Assess your math students’ proficiency in finding composite functions and their domains. There are 18 cards in total. The answers are included in two forms: as a list and also to be copied front and back for immediate feedback. This frees up more of the teacher’s time to walk around and help those students who need more help. Students will practice using the distributive property, combining like terms, and adding/subtraction rational functions by finding the least common denominator.
Suggested use of task cards: Print one set of task cards. Pair students together and set up a rotation so that each pair knows who they will hand off their task card to. Give each pair a task card and each student should have his/her own recording sheet to show work and record their answers. Time the students (two to three minutes) and then have them switch the card by passing it to another pair of students in the rotation. With 18 task cards (unless you have a class of 36 or more), you’ll have task cards left over. I usually give the first group a task card from my pile of left-overs and then collect the last task card from the last group in the rotation so that the students don’t have to constantly get up from their seats. This will vary depending on your class size, seating arrangements, class configuration, etc.

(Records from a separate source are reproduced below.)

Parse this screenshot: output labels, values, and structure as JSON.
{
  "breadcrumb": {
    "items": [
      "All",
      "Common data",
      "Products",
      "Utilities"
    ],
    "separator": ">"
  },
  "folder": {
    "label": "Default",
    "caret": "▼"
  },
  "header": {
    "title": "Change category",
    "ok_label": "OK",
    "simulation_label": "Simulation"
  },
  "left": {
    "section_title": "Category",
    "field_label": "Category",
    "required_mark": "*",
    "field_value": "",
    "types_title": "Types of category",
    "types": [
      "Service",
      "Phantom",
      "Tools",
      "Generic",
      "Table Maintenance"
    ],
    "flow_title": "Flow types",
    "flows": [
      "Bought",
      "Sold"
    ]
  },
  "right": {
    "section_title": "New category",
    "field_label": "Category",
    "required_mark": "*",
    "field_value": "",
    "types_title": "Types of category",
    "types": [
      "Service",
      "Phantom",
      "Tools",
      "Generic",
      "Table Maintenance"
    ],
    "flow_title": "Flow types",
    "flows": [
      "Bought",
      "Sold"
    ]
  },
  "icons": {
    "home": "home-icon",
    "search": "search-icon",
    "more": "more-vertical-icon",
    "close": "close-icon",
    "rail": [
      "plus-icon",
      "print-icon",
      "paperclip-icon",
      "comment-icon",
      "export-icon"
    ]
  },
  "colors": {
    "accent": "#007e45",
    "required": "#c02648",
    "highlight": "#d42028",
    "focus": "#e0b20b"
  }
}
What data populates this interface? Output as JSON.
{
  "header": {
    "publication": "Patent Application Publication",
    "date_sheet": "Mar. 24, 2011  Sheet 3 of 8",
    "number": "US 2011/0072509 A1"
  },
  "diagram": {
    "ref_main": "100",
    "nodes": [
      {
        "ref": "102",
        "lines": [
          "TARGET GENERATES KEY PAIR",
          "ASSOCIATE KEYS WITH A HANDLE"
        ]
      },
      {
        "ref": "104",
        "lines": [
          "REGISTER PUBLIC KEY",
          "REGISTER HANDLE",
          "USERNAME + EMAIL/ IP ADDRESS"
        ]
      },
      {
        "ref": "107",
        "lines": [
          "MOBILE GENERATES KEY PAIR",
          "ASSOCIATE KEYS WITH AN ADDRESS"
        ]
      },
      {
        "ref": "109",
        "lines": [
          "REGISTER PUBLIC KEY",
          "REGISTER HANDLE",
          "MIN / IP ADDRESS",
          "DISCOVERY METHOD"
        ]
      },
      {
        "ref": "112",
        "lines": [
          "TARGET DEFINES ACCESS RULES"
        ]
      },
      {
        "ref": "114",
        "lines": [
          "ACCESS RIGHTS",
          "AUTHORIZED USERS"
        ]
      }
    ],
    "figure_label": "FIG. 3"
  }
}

You can also print a set per small group (of 3 or 4 students) and have them go through the task cards together. It’s completely up to you.
Common Core Standards:
Build a function that models a relationship between two quantities.
Write a function that describes a relationship between two quantities.*
(+) Compose functions. For example, if T(y) is the temperature in the atmosphere as a function of height, and h(t) is the height of a weather balloon as a function of time, then T(h(t)) is the temperature at the location of the weather balloon as a function of time.